Task goal:
Copy every line of the data that contains the string "Search".

____________________

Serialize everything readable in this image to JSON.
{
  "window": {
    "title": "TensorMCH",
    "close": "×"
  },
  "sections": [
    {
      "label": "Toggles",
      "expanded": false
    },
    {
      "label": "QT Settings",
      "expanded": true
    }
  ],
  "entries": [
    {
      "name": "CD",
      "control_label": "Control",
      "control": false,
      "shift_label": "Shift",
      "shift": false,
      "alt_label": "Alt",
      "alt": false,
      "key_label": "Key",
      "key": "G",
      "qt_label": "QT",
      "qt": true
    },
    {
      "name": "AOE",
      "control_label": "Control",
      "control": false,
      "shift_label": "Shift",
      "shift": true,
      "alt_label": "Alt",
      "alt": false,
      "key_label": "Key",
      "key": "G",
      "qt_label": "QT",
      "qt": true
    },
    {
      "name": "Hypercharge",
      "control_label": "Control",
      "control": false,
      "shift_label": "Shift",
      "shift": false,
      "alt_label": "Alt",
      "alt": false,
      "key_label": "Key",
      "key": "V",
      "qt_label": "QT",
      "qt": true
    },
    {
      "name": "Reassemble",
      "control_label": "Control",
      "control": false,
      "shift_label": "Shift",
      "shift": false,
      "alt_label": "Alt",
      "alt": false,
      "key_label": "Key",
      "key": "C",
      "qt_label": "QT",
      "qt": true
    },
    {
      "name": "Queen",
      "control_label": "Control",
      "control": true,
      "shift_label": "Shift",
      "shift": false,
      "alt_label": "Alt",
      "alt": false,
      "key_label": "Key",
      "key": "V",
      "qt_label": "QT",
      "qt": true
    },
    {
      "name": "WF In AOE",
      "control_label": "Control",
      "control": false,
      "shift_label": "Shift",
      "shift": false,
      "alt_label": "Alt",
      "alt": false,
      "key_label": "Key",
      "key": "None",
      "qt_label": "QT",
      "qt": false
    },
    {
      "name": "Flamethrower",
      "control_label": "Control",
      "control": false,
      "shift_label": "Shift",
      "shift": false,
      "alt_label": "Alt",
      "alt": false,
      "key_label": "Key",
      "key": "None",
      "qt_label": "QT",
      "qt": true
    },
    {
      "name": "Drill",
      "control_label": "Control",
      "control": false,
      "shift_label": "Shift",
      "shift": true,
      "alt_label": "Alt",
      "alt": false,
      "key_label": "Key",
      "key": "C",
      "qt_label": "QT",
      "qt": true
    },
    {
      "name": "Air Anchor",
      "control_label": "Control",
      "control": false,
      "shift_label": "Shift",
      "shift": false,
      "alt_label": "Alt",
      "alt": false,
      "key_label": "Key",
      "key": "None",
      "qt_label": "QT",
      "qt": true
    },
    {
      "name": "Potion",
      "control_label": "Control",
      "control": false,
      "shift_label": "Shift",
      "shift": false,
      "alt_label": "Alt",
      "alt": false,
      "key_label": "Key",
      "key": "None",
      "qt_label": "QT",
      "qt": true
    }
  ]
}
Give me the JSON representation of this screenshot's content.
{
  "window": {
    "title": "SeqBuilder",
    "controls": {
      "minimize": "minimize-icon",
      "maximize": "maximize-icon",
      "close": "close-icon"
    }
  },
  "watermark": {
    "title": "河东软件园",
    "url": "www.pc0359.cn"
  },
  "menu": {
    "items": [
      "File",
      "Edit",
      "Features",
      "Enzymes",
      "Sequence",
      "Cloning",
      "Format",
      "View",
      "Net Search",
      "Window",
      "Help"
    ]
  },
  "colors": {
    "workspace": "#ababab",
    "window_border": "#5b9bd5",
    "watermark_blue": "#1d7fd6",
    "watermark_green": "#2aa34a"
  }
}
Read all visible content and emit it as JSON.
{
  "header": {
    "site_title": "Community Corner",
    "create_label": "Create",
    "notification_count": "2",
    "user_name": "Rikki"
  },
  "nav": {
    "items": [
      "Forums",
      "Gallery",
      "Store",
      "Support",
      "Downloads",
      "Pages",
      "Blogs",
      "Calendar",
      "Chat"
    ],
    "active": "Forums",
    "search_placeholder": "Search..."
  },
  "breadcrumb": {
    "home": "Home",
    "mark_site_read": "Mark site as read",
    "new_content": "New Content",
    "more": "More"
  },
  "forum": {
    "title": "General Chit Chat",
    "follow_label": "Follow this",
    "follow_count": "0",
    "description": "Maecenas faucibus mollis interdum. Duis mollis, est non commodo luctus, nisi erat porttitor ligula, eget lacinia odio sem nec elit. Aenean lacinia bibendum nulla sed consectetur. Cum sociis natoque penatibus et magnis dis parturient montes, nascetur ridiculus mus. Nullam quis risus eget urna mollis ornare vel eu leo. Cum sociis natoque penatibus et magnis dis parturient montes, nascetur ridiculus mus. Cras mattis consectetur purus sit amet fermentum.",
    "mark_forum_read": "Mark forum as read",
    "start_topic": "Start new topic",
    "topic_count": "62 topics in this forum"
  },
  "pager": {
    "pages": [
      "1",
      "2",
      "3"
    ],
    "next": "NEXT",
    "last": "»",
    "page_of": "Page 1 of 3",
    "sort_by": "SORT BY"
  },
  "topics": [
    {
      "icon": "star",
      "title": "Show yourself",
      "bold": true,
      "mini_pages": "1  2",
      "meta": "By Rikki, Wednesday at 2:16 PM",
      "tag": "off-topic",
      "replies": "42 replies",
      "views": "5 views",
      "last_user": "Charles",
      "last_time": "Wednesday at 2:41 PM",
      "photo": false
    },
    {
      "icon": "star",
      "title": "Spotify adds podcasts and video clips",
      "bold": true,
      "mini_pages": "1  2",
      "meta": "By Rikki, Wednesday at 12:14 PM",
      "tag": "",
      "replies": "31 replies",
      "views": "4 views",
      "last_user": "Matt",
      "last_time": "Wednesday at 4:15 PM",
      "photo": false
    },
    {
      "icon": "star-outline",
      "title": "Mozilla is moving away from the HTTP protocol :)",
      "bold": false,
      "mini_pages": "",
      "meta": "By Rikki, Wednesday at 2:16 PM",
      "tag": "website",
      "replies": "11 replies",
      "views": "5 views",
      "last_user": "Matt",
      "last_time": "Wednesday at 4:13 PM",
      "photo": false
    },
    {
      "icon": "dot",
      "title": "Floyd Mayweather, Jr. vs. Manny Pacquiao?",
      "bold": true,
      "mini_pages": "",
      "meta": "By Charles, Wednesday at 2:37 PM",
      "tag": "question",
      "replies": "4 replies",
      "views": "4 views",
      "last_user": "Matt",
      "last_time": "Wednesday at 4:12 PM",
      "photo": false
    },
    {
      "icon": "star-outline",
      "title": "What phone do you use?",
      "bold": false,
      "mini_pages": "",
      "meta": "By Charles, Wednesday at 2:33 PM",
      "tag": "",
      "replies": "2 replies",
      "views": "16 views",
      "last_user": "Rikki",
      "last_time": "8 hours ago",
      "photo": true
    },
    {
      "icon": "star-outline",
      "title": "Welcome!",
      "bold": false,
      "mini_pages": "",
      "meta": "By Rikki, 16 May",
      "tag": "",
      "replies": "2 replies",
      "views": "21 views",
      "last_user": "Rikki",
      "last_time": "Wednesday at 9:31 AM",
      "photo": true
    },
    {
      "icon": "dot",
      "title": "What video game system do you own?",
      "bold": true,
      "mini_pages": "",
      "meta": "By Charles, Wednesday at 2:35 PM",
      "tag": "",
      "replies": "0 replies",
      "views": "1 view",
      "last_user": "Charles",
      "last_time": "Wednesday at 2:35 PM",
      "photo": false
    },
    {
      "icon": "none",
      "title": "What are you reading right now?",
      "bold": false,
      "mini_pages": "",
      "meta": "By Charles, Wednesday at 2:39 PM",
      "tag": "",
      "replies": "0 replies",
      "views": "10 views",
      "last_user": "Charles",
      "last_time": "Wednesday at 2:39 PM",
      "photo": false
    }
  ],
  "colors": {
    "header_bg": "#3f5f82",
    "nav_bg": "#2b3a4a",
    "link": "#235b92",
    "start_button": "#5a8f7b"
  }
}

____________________

Response for this exercise:
      "Net Search",
    "search_placeholder": "Search..."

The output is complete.